Under the state aid growth limits, if a district's spending is above adequacy, the most aid it can gain in a year is 10 percent of what it already got. If a district's spending is below adequacy, the most aid in can gain is 20 percent of what it already got. It does not matter to SFRA if a district only gets half or a third or a fifth of what it is supposed to get, the most it can gain is 20 percent or 10 percent. If a district is receiving $15 million, and SFRA says it needs $25 million, the most that district can gain is $1.5 million or $3 million, depending on its spending relative to adequacy.
To give a few real-world examples, Clifton's capped aid is $36,064,992, but SFRA says it really needs $74,093,370. Edison's capped aid is $18,590,429, but SFRA says it really needs $45,921,546. And so on …
When provisions in SFRA itself prevent a district from gaining the aid that SFRA’s core formulas say that it needs, it is wrong to say that the “money follows the child” because it doesn’t unless you can afford to wait for many years. While SFRA caps a district’s state aid growth, nothing caps its budget/tax problems.
Since spending relative to adequacy depends on local tax effort and not only state aid, SFRA punishes districts that have the generosity to tax themselves heavily, since high taxes can cause a district to exceed adequacy and therefore halve its state aid growth. For 92 underaided districts, spending only exceeds adequacy due to taxes that also exceed local fair share.
The existence of limits on how much aid districts can gain means that SFRA has two different ideas of “full funding”; the first is statutory full funding, where districts get their capped aid. The second is real full funding at uncapped aid. The first, statutory deficit is $1 billion for 2017-2018, but the second, real deficit is $2 billion and grows by at least $100 million per year.
Depending on who is making the statement, to say that only a $1 billion increase will bring New Jersey to “full funding” is highly ignorant, if not intentionally dishonest.
Fortunately, Steve Sweeney understands very well the defects in the School Funding Reform Act.
When he and his allies determined new state aid awards for 2017-2018 they flipped the State Aid Limits so that aid was calculated based on a district’s deficit, not its existing aid. Under this method, the most severely underaided districts gained the most. For instance, Chesterfield had been slated to get only 10 percent of its recommended aid, but after Sweeney’s intervention its aid doubled to 20 percent. Under Sweeney’s method of determining new aid, severely underaided districts gained more money than they did under Phil Murphy’s proposed state aid for 2018-2019, even though Sweeney had half as much money to work with.
Sweeney and his allies also understand that the real deficit is an ever-growing $2 billion, hence their acceptance of the necessity of redistributing adjustment aid.
The School Funding Reform Act is a good funding law in many ways, but the central tenets of the law — that is, the money should “follow the child” and state aid should vary inversely with district wealth — is contradicted by the provisions for adjustment aid and the state aid growth limits.

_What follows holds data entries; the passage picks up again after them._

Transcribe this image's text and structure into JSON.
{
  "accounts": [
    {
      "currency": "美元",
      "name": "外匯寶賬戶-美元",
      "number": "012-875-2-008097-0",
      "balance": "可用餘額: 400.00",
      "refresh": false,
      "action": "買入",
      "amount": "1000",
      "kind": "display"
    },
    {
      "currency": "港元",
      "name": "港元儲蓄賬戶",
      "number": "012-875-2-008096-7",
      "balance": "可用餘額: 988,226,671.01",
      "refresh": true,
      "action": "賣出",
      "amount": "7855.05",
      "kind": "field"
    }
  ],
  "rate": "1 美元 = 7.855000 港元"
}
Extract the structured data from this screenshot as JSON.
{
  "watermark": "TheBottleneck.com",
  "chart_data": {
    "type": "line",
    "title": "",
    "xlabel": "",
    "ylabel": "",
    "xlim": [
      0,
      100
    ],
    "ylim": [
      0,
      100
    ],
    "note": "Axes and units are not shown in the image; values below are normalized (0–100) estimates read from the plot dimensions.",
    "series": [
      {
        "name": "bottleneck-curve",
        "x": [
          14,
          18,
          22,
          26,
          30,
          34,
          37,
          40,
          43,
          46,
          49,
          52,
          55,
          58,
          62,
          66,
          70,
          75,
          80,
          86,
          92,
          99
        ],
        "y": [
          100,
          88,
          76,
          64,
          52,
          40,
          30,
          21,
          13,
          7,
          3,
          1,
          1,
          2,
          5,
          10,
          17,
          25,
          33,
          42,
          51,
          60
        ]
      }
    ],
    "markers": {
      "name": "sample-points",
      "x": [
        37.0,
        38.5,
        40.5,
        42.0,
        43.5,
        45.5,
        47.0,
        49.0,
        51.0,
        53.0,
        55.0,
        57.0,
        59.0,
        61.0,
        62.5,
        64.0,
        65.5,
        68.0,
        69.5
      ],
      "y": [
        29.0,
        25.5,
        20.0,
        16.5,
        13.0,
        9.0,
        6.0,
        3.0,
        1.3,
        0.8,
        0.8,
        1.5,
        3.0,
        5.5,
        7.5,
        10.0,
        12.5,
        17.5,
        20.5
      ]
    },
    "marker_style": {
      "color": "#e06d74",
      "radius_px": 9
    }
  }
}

Although there is still not a consensus yet on what fixes to SFRA should be made, it should be recognized that the dominant factor in a district's state aid is still what it got the year before, not its contemporary conditions. As long as adjustment aid freezes a district's aid at 2008 levels and the state aid growth limits restrict a district's aid growth, aid does not “follow the child,” and New Jersey's aid distribution becomes more and more divorced from the reality of need today.